The translucent strands of Chuanbei Liangfen, or Chinese jelly noodles, are made from a starch — often mung bean, though peas or sweet potatoes can be used — that is boiled with water, poured into a pan to form a sheet, and then sliced into strips once the gel has set. The noodles are tossed in a spicy red chili sauce.
A different type of noodle dish, Sichuan Cold Noodles dressed in sesame and chili oils, is another regional specialty. It’s a favorite street food in Nanchong.
“I like the noodles,” Mr. Liu said of this dish, and he doesn’t find them to be painfully hot. But then, “I can eat extremely spicy food.”
Sichuan Cold Noodles
8 ounces fresh noodles or thin round noodles
2 teaspoons sesame oil
3 teaspoons sugar
1 teaspoon vinegar
½ tablespoon sesame paste or tahini
Pinch of salt
1 tablespoon light soy sauce
1 tablespoon Szechuan-style chili oil
3 garlic cloves, minced
1 English cucumber
⅓ cup bean sprouts
Prepare the noodles according to package directions. Drain, place into a large bowl, and immediately mix together with the sesame oil. Use chopsticks to stir the noodles up repeatedly to help the noodles cool down quickly. (On hot days, you can even resort to an electric fan.)
In a small bowl, combine the sugar, vinegar, sesame paste, salt, soy sauce, chili oil, and garlic. Mix well.
Peel and grate the cucumber; press dry in a towel, then stir into the noodles. Serve cold.
Yield: 2 servings
Source: Adapted from chinasichuanfood.com
Contact Mary Bilyeu at 419-724-6155 or firstname.lastname@example.org, and follow her at facebook.com/thebladefoodpage.

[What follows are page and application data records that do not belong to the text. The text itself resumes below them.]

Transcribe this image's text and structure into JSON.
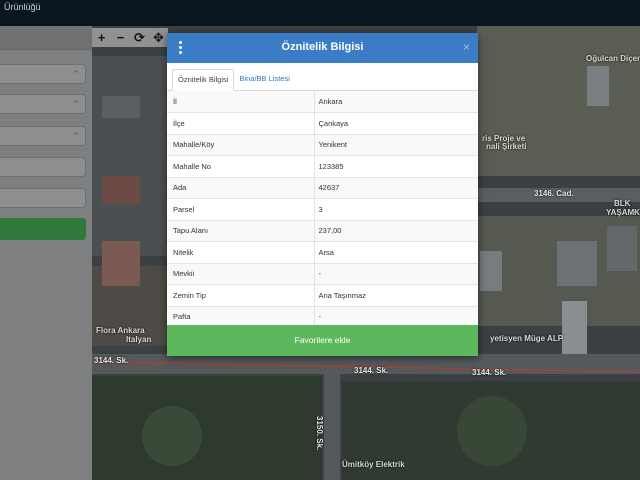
{
  "topbar": {
    "title": "Ürünlüğü"
  },
  "map": {
    "tools": [
      "+",
      "−",
      "⟳",
      "✥"
    ],
    "labels": [
      "Oğulcan Diçen",
      "ris Proje ve",
      "nali Şirketi",
      "3146. Cad.",
      "BLK",
      "YAŞAMK",
      "Flora Ankara",
      "Italyan",
      "yetisyen Müge ALP",
      "3144. Sk.",
      "3144. Sk.",
      "3144. Sk.",
      "3150. Sk.",
      "Ümitköy Elektrik"
    ]
  },
  "modal": {
    "title": "Öznitelik Bilgisi",
    "tabs": [
      {
        "label": "Öznitelik Bilgisi",
        "active": true
      },
      {
        "label": "Bina/BB Listesi",
        "active": false
      }
    ],
    "rows": [
      {
        "label": "İl",
        "value": "Ankara"
      },
      {
        "label": "İlçe",
        "value": "Çankaya"
      },
      {
        "label": "Mahalle/Köy",
        "value": "Yenikent"
      },
      {
        "label": "Mahalle No",
        "value": "123385"
      },
      {
        "label": "Ada",
        "value": "42637"
      },
      {
        "label": "Parsel",
        "value": "3"
      },
      {
        "label": "Tapu Alanı",
        "value": "237,00"
      },
      {
        "label": "Nitelik",
        "value": "Arsa"
      },
      {
        "label": "Mevkii",
        "value": "-"
      },
      {
        "label": "Zemin Tip",
        "value": "Ana Taşınmaz"
      },
      {
        "label": "Pafta",
        "value": "-"
      }
    ],
    "favorite_label": "Favorilere ekle",
    "close_label": "×"
  },
  "colors": {
    "header": "#3a7cc6",
    "favorite": "#5cb85c",
    "tab_link": "#337ab7"
  }
}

Guidelines: Please keep your comments smart and civil. Don't attack other readers personally, and keep your language decent. Comments that violate these standards, or our privacy statement or visitor's agreement, are subject to being removed and commenters are subject to being banned. To post comments, you must be a registered user on toledoblade.com. To find out more, please visit the FAQ.